The Healthiest and Unhealthiest Breakfast Bars
You’ve heard it time and time again: Breakfast is the most important meal of the day. Whether that’s true or not is still up for debate, but one thing remains certain: Whatever you eat, it should provide you with the nutrients you need to start your day on the right foot. Many of us choose to eat breakfast bars in the morning, but some are a lot healthier than others. We tracked down the six healthiest and the four unhealthiest breakfast bars on the market.
The amount of breakfast bars for sale at the grocery store and natural shops is staggering. We’ve come a long way from the days when Nutri-Grain bars and Power Bars were our only options if we wanted to start the day with something quick, packaged, and moderately healthy. Many major food companies, including Kellogg’s, Quaker, and General Mills, all produce a wide variety of breakfast bars under a handful of brand names; and many smaller natural food companies, like Cascadian Farm and Annie’s Organic, have also gotten in on the game.
The word “healthy” is a relative one, especially when it comes to breakfast bars. You’re never going to encounter a breakfast bar with 400 calories and 15 grams of saturated fat, for example. And even if a breakfast bar has 10 grams of fat in it, if it comes from healthy sources like nuts, then there’s nothing wrong with that. Instead of counting fat and calories, we judged the healthiness of these breakfast bars by the amount of additives like high fructose corn syrup and trisodium phosphate in them, how highly processed they are, how many wholesome ingredients they contain, and whether they’re especially high in sugar, with more than 12 grams per bar.
Read on to learn which breakfast bars you can depend on to deliver a hefty dose of nutrition to your morning, and which ones you should probably avoid.

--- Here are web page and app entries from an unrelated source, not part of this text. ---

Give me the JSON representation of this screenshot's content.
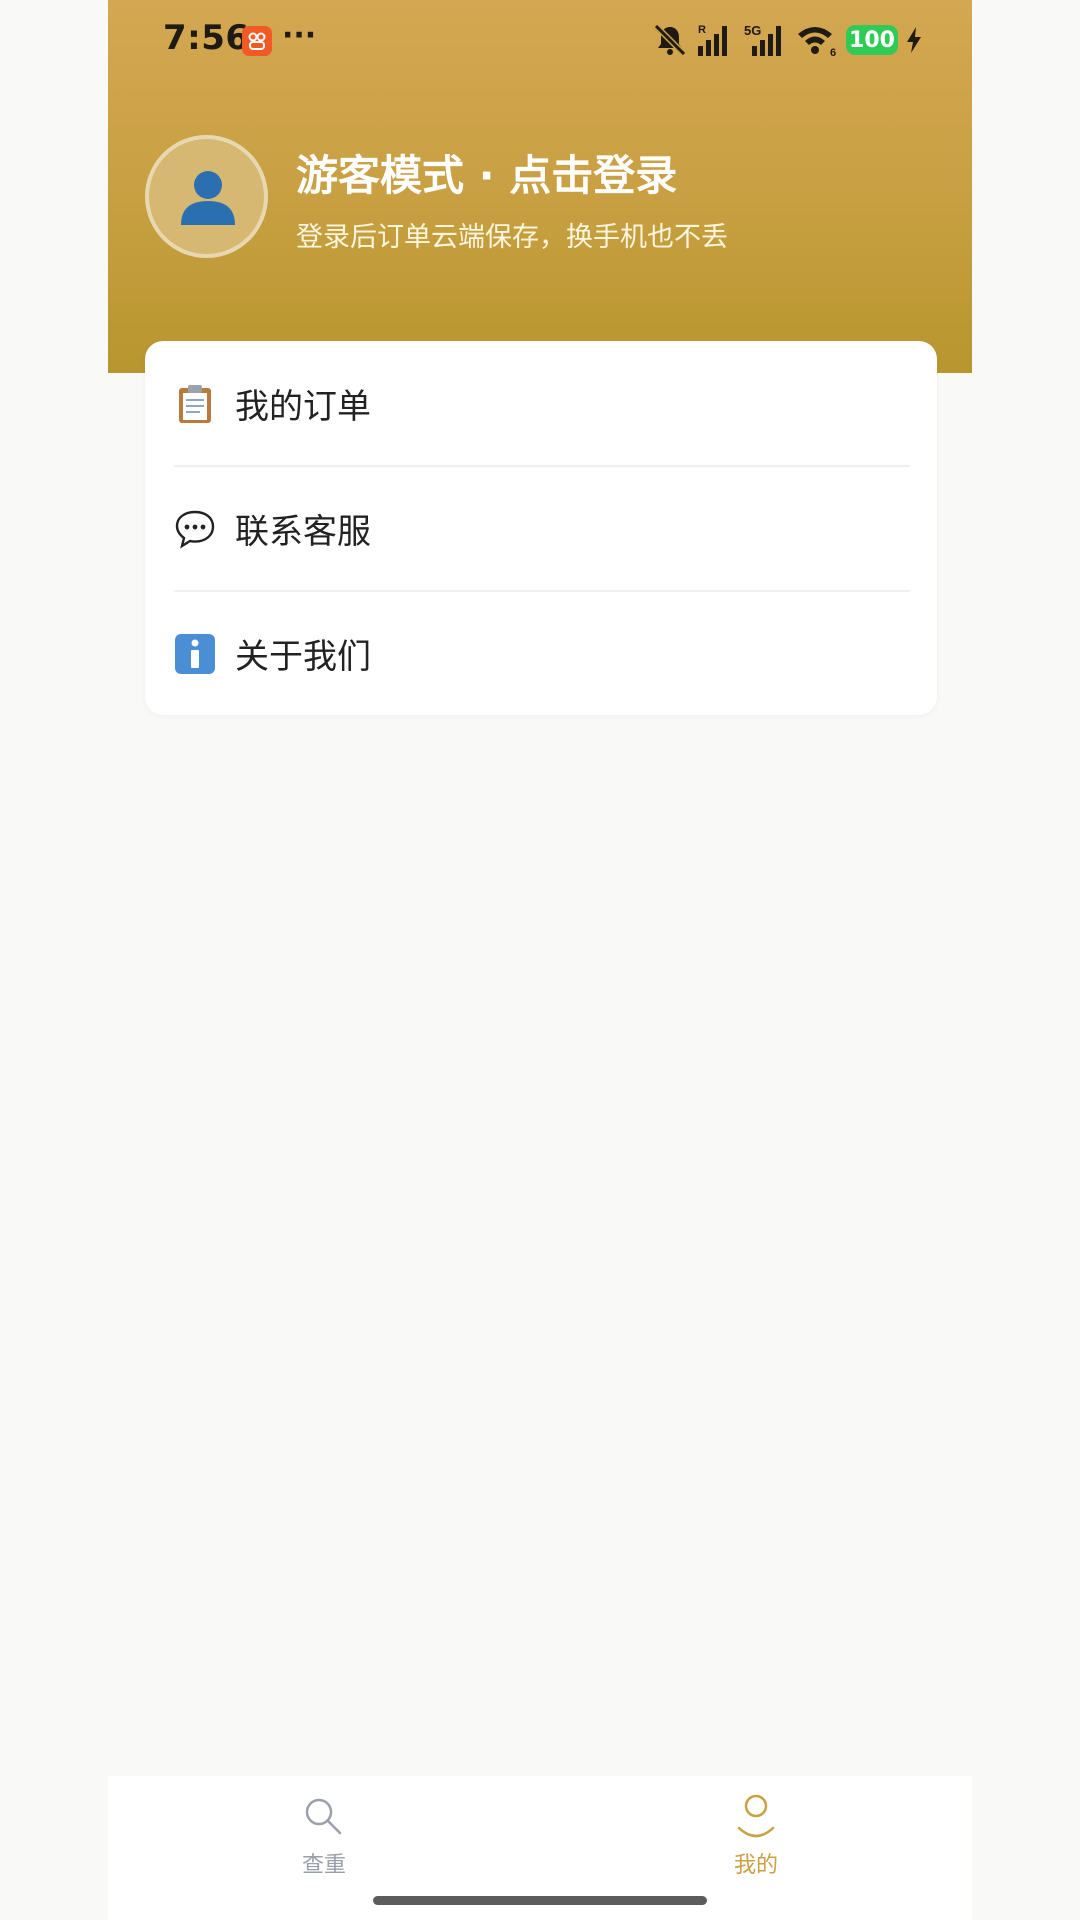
{
  "status_bar": {
    "time": "7:56",
    "dots": "···",
    "network_r": "R",
    "network_5g": "5G",
    "wifi_sub": "6",
    "battery": "100"
  },
  "profile": {
    "title": "游客模式 · 点击登录",
    "subtitle": "登录后订单云端保存，换手机也不丢"
  },
  "menu": {
    "items": [
      {
        "label": "我的订单",
        "icon": "clipboard-icon"
      },
      {
        "label": "联系客服",
        "icon": "speech-bubble-icon"
      },
      {
        "label": "关于我们",
        "icon": "info-icon"
      }
    ]
  },
  "bottom_nav": {
    "items": [
      {
        "label": "查重",
        "icon": "search-icon",
        "active": false
      },
      {
        "label": "我的",
        "icon": "user-icon",
        "active": true
      }
    ]
  },
  "colors": {
    "header_top": "#d4a752",
    "header_bottom": "#b8962e",
    "accent": "#c9a043",
    "battery": "#2fcb55",
    "inactive_nav": "#9aa0aa"
  }
}
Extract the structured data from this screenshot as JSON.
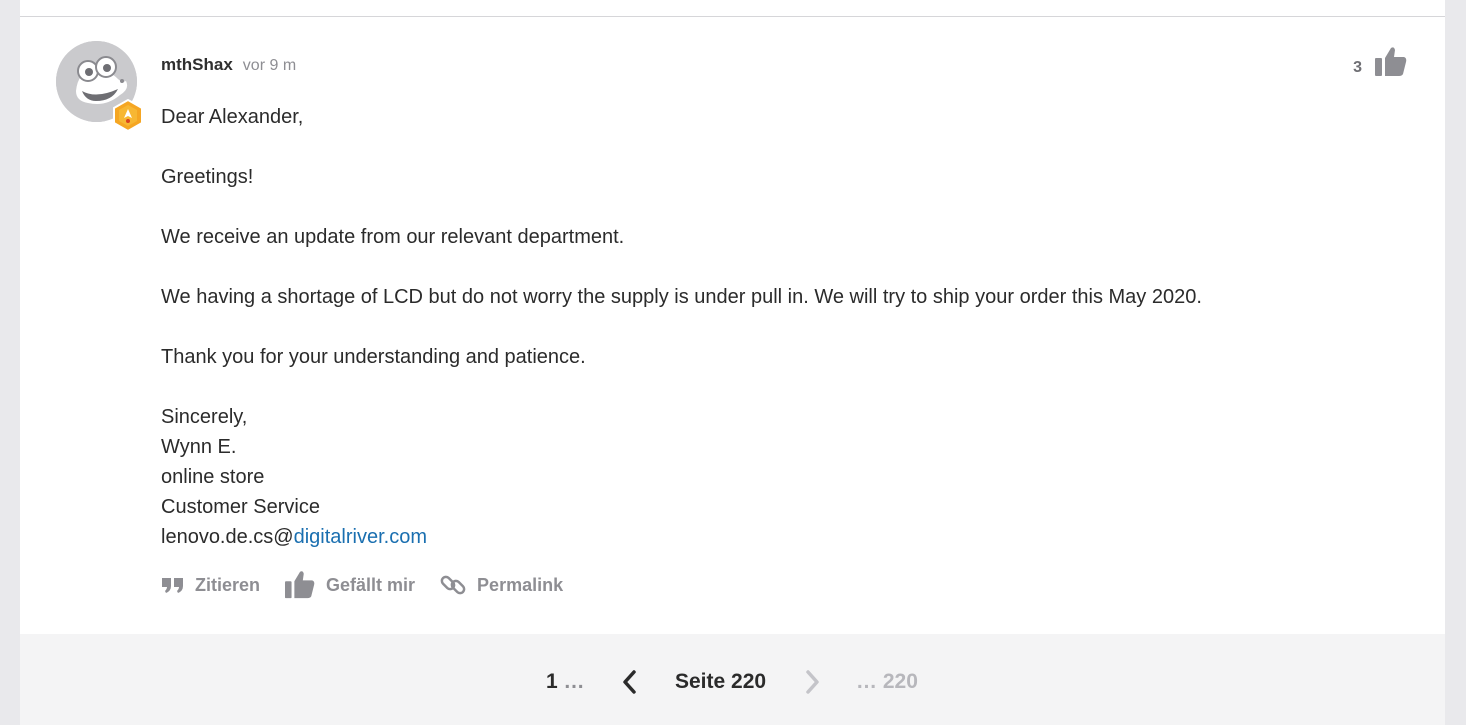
{
  "post": {
    "username": "mthShax",
    "time": "vor 9 m",
    "like_count": "3",
    "body": {
      "greeting": "Dear Alexander,",
      "line1": "Greetings!",
      "line2": "We receive an update from our relevant department.",
      "line3": "We having a shortage of LCD but do not worry the supply is under pull in. We will try to ship your order this May 2020.",
      "line4": "Thank you for your understanding and patience.",
      "sign_off": "Sincerely,",
      "signer": "Wynn E.",
      "dept1": "online store",
      "dept2": "Customer Service",
      "email_prefix": "lenovo.de.cs@",
      "email_link": "digitalriver.com"
    },
    "actions": {
      "quote": "Zitieren",
      "like": "Gefällt mir",
      "permalink": "Permalink"
    }
  },
  "pagination": {
    "first": "1",
    "first_dots": "…",
    "current": "Seite 220",
    "last_dots": "…",
    "last": "220"
  },
  "colors": {
    "link": "#1a6fb0",
    "muted": "#8e8e93",
    "badge": "#f5a623"
  },
  "icons": {
    "avatar": "cartoon-crocodile-avatar",
    "rank_badge": "rank-badge-icon",
    "like": "thumbs-up-icon",
    "quote": "quote-icon",
    "permalink": "link-icon",
    "prev": "chevron-left-icon",
    "next": "chevron-right-icon"
  }
}
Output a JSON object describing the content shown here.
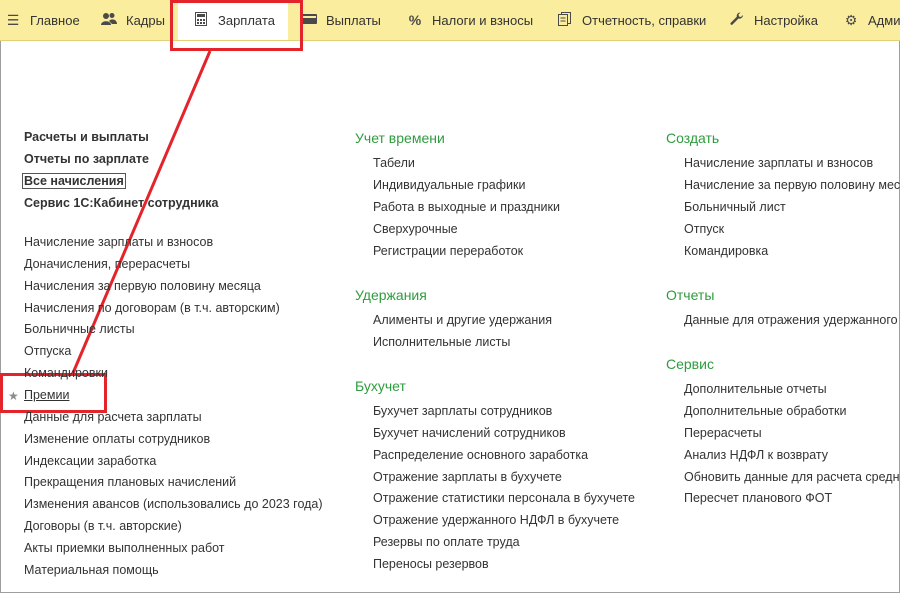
{
  "topbar": {
    "tabs": [
      {
        "label": "Главное",
        "icon": "hamburger-icon"
      },
      {
        "label": "Кадры",
        "icon": "people-icon"
      },
      {
        "label": "Зарплата",
        "icon": "calculator-icon"
      },
      {
        "label": "Выплаты",
        "icon": "wallet-icon"
      },
      {
        "label": "Налоги и взносы",
        "icon": "percent-icon"
      },
      {
        "label": "Отчетность, справки",
        "icon": "documents-icon"
      },
      {
        "label": "Настройка",
        "icon": "wrench-icon"
      },
      {
        "label": "Адми",
        "icon": "gear-icon"
      }
    ]
  },
  "left": {
    "top_links": [
      "Расчеты и выплаты",
      "Отчеты по зарплате",
      "Все начисления",
      "Сервис 1С:Кабинет сотрудника"
    ],
    "items": [
      "Начисление зарплаты и взносов",
      "Доначисления, перерасчеты",
      "Начисления за первую половину месяца",
      "Начисления по договорам (в т.ч. авторским)",
      "Больничные листы",
      "Отпуска",
      "Командировки",
      "Премии",
      "Данные для расчета зарплаты",
      "Изменение оплаты сотрудников",
      "Индексации заработка",
      "Прекращения плановых начислений",
      "Изменения авансов (использовались до 2023 года)",
      "Договоры (в т.ч. авторские)",
      "Акты приемки выполненных работ",
      "Материальная помощь"
    ]
  },
  "middle": {
    "sections": [
      {
        "title": "Учет времени",
        "items": [
          "Табели",
          "Индивидуальные графики",
          "Работа в выходные и праздники",
          "Сверхурочные",
          "Регистрации переработок"
        ]
      },
      {
        "title": "Удержания",
        "items": [
          "Алименты и другие удержания",
          "Исполнительные листы"
        ]
      },
      {
        "title": "Бухучет",
        "items": [
          "Бухучет зарплаты сотрудников",
          "Бухучет начислений сотрудников",
          "Распределение основного заработка",
          "Отражение зарплаты в бухучете",
          "Отражение статистики персонала в бухучете",
          "Отражение удержанного НДФЛ в бухучете",
          "Резервы по оплате труда",
          "Переносы резервов"
        ]
      }
    ]
  },
  "right": {
    "sections": [
      {
        "title": "Создать",
        "items": [
          "Начисление зарплаты и взносов",
          "Начисление за первую половину меся",
          "Больничный лист",
          "Отпуск",
          "Командировка"
        ]
      },
      {
        "title": "Отчеты",
        "items": [
          "Данные для отражения удержанного Н"
        ]
      },
      {
        "title": "Сервис",
        "items": [
          "Дополнительные отчеты",
          "Дополнительные обработки",
          "Перерасчеты",
          "Анализ НДФЛ к возврату",
          "Обновить данные для расчета средне",
          "Пересчет планового ФОТ"
        ]
      }
    ]
  },
  "colors": {
    "topbar_bg": "#fbed9e",
    "section_title": "#2e9c3e",
    "highlight": "#e3242b",
    "text": "#333333"
  }
}
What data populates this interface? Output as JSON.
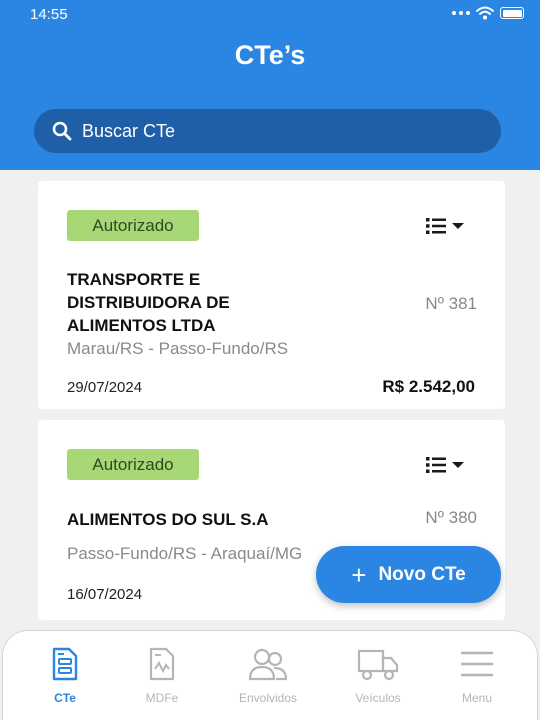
{
  "status_bar": {
    "time": "14:55"
  },
  "header": {
    "title": "CTe’s"
  },
  "search": {
    "placeholder": "Buscar CTe"
  },
  "cards": [
    {
      "status": "Autorizado",
      "company": "TRANSPORTE E DISTRIBUIDORA DE ALIMENTOS LTDA",
      "number": "Nº 381",
      "route": "Marau/RS - Passo-Fundo/RS",
      "date": "29/07/2024",
      "amount": "R$ 2.542,00"
    },
    {
      "status": "Autorizado",
      "company": "ALIMENTOS DO SUL S.A",
      "number": "Nº 380",
      "route": "Passo-Fundo/RS - Araquaí/MG",
      "date": "16/07/2024",
      "amount": ""
    }
  ],
  "fab": {
    "plus": "+",
    "label": "Novo CTe"
  },
  "bottom_nav": [
    {
      "label": "CTe",
      "icon": "cte-document-icon",
      "active": true
    },
    {
      "label": "MDFe",
      "icon": "mdfe-document-icon",
      "active": false
    },
    {
      "label": "Envolvidos",
      "icon": "people-icon",
      "active": false
    },
    {
      "label": "Veículos",
      "icon": "truck-icon",
      "active": false
    },
    {
      "label": "Menu",
      "icon": "hamburger-icon",
      "active": false
    }
  ],
  "colors": {
    "primary": "#2b86e3",
    "search_bg": "#1e5fa8",
    "badge_bg": "#a8d776",
    "inactive": "#b5b5b5"
  }
}
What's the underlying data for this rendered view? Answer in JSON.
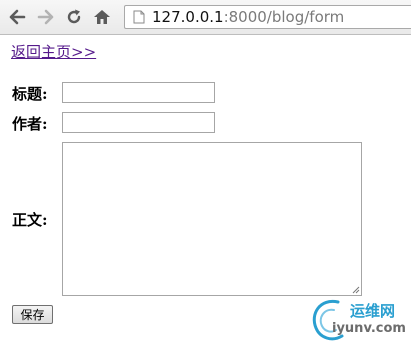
{
  "browser": {
    "url_host": "127.0.0.1",
    "url_rest": ":8000/blog/form",
    "icons": [
      "back-icon",
      "forward-icon",
      "reload-icon",
      "home-icon",
      "page-icon"
    ]
  },
  "page": {
    "home_link": "返回主页>>",
    "title_label": "标题:",
    "author_label": "作者:",
    "body_label": "正文:",
    "title_value": "",
    "author_value": "",
    "body_value": "",
    "save_button": "保存"
  },
  "watermark": {
    "cn": "运维网",
    "en": "iyunv.com"
  }
}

And remember: If it tastes like a candy bar, it probably is one!